WikiLeaks disclosed a cable from the US embassy in Tel Aviv dated 3 November 2008 that revealed that Israel intended to maintain the economy of the Gaza Strip "on the brink of collapse" without "pushing it over the edge", and that Israel intended to keep the Gazan economy functioning at the lowest level possible consistent with avoiding a humanitarian crisis."[19] In October 2010, papers were released which revealed a system to maintain the minimum level. It contained upper and lower warning lines, identifying surpluses and shortages of listed products in Gaza.[20]

See also[edit]

References[edit]

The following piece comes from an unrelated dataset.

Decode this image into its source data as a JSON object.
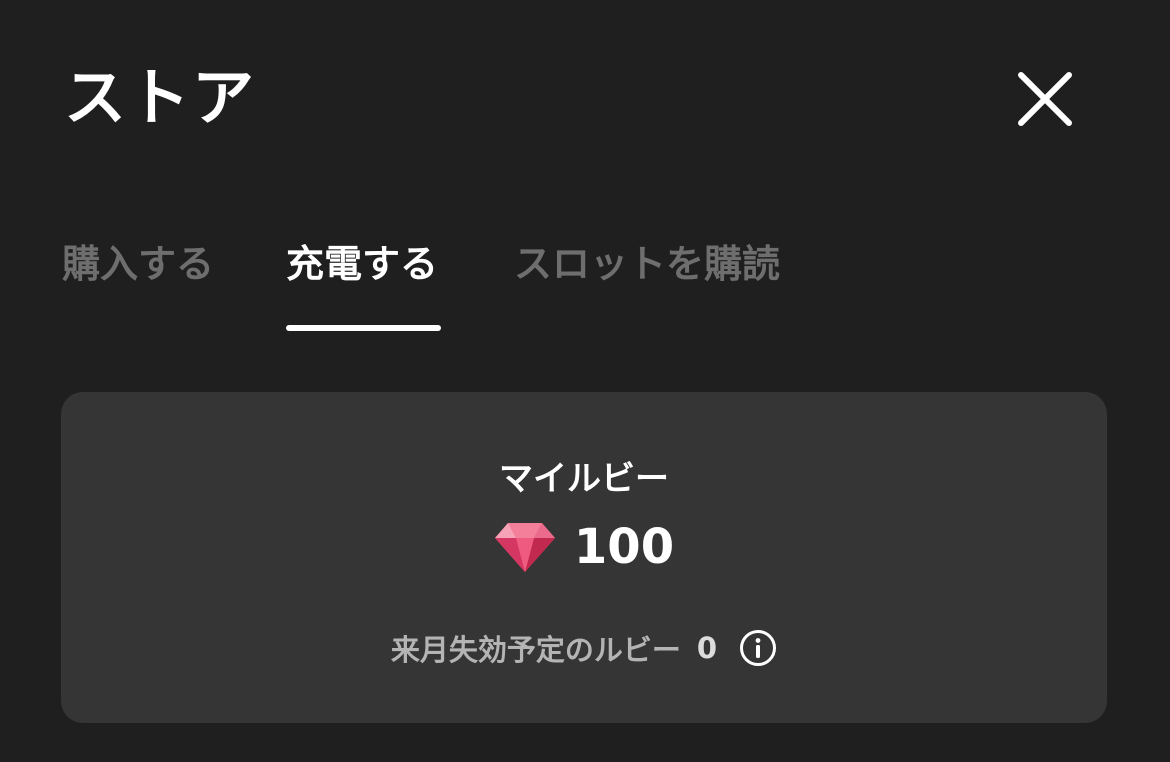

  1. ^ a b c d e f g U.S. Foreign Aid to the Palestinians. Jeremy M. Sharp and Christopher M. Blanchard, CRS Report for Congress, 27 June 2006 (RS22370)
  2. ^ a b Quartet Statement London, 30 January 2006. un.org
  3. ^ US "Blocks" Palestinian Aid Plan Archived January 15, 2016, at the Wayback Machine., BBC News; Powers agree Palestinian Aid Plan Archived March 4, 2016, at the Wayback Machine., BBC News; Palestinians to Get Interim Aid Archived August 8, 2016, at the Wayback Machine., BBC News
  4. ^ a b Reuters (June 16, 2007). "U.S. To Lift Sanctions on New Abbas Government". New York Times.
  5. ^ a b c Israel Will Support Abbas With Millions From Taxes. Isabel Kershner, New York Times, 25 June 2007
  6. ^ John Pike. "Hamas (Islamic Resistance Movement)". Globalsecurity.org. Retrieved 27 May 2010.
  7. ^ a b c d Poverty in Palestine: the human cost of the financial boycott. Oxfam International, April 2007. Here available
  8. ^ a b U.S. Aid to the Palestinians, pp. 3-5. Jeremy M. Sharp, CRS Report for Congress, 2 February 2006 (RS22370)
  9. ^ Israel to impose Hamas sanctions. BBC News, 19 February 2006
  10. ^ a b U.S. and Israelis Are Said to Talk of Hamas Ouster. Steven Erlanger, The New York Times, 14 February 2006
  11. ^ Hamas Leader Faults Israeli Sanction Plan. Steven Erlanger, The New York Times, 18 February 2006
  12. ^ US cuts diplomatic ties with Hamas government. Guardian, 29 March 2006
  13. ^ a b c d US opens the door for Europe to save Palestinians from funding disaster. Guardian, 10 May 2006.
  14. ^ Wolfensohn warns of PA collapse. Jerusalem Post, 27 February 2006
  15. ^ Wolfensohn bows out, critical of West's stand on aid to Palestinians. AFP, 3 May 2006
  16. ^ Quartet Statement, 9 May 2006. un.org
  17. ^ Quartet Statement, 17 June 2006.
  18. ^ U.S. ends embargo on Palestinian Authority in move to bolster Fatah. Helene Cooper, International Herald Tribune, 19 June 2007
  19. ^ Israel Deliberately Choked Gaza Economy: WikiLeaks. AFP, 5 January 2010
  20. ^ Israel Releases Papers Detailing Formula of Gaza Blockade. Amira Hass, Haaretz, 26 October 2010

External links[edit]